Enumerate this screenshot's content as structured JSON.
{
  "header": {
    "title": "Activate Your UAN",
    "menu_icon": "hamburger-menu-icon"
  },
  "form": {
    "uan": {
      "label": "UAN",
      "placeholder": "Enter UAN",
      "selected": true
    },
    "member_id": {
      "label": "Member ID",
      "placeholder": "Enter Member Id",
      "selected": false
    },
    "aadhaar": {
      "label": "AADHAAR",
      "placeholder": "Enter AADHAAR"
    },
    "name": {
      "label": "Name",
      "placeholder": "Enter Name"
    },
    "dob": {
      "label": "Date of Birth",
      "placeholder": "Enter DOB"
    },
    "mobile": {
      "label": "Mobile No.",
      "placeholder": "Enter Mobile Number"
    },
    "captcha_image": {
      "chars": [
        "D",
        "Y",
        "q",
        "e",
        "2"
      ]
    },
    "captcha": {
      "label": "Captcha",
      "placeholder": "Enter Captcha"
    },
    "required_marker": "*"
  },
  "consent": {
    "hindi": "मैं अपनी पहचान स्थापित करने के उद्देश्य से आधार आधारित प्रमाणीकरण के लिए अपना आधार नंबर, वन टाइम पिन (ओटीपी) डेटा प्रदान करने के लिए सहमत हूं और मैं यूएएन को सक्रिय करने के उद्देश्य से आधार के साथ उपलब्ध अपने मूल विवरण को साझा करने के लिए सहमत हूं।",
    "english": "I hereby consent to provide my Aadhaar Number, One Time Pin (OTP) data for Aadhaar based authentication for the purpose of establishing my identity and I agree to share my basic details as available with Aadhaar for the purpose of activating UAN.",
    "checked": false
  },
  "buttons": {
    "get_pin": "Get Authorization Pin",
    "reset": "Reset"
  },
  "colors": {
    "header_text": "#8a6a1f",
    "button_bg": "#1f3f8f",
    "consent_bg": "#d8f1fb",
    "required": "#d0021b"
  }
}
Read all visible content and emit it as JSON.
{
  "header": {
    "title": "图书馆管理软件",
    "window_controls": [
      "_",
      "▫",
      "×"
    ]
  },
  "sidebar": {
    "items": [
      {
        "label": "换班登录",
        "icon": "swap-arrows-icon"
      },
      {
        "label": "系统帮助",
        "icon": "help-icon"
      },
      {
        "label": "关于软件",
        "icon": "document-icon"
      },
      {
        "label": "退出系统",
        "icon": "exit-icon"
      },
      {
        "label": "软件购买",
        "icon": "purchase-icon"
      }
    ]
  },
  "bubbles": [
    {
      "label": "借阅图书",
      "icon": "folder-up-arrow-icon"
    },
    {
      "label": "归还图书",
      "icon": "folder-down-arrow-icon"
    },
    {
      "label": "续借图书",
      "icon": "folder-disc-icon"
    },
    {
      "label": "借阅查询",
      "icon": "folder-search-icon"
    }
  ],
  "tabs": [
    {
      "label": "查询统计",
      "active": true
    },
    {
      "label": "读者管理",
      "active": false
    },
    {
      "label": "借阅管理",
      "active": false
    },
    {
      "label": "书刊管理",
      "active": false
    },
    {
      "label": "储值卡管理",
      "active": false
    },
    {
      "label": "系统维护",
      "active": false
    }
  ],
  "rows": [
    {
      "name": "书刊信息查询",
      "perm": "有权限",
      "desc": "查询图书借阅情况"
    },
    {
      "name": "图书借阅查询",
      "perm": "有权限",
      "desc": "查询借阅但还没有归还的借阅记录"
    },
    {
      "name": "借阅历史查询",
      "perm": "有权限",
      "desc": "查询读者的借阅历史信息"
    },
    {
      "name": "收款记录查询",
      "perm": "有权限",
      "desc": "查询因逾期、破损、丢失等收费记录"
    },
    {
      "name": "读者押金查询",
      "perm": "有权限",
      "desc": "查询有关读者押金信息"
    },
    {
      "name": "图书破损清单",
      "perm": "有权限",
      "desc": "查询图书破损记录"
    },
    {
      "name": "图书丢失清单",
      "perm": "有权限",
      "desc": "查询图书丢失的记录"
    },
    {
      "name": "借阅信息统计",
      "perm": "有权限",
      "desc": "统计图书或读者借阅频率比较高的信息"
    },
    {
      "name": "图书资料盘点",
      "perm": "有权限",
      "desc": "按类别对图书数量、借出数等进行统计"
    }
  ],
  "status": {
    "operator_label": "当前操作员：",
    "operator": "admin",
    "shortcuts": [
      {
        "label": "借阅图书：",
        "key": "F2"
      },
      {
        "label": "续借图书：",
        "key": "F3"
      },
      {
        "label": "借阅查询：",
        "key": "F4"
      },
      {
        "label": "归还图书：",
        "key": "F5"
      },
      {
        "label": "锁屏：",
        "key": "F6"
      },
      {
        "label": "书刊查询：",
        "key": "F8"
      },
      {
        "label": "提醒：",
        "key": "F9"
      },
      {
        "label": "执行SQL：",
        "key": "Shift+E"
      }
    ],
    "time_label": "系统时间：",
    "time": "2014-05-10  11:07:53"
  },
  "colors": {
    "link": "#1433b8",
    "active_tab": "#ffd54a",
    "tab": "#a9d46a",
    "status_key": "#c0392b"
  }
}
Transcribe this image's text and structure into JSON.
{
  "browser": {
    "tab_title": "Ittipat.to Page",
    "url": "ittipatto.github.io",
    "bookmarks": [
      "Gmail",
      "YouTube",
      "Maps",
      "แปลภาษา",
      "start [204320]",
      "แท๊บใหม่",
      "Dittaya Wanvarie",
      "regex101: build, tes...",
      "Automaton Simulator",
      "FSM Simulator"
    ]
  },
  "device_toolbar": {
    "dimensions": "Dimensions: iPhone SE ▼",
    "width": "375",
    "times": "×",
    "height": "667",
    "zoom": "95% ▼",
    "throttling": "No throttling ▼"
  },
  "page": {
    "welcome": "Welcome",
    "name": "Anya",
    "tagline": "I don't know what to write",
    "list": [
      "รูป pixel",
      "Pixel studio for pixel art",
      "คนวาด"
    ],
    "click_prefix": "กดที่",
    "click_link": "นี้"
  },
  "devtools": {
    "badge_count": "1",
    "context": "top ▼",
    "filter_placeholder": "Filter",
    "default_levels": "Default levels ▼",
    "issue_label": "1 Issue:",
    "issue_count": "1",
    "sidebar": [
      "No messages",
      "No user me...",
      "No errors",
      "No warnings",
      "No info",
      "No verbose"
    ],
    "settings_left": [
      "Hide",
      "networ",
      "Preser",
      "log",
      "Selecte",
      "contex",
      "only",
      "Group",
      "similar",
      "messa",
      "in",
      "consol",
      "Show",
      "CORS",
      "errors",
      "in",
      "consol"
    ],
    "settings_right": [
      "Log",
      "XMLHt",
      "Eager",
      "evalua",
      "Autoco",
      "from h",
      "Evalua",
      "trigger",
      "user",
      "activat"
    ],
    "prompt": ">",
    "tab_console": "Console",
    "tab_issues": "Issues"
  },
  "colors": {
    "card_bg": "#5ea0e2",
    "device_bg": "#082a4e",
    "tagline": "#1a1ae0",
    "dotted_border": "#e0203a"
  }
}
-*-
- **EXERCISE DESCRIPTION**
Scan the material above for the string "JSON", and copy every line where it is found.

- **EXERCISE RESULT**
Enumerate this screenshot's content as structured JSON.
Read all visible content and emit it as JSON.
Transcribe this image's text and structure into JSON.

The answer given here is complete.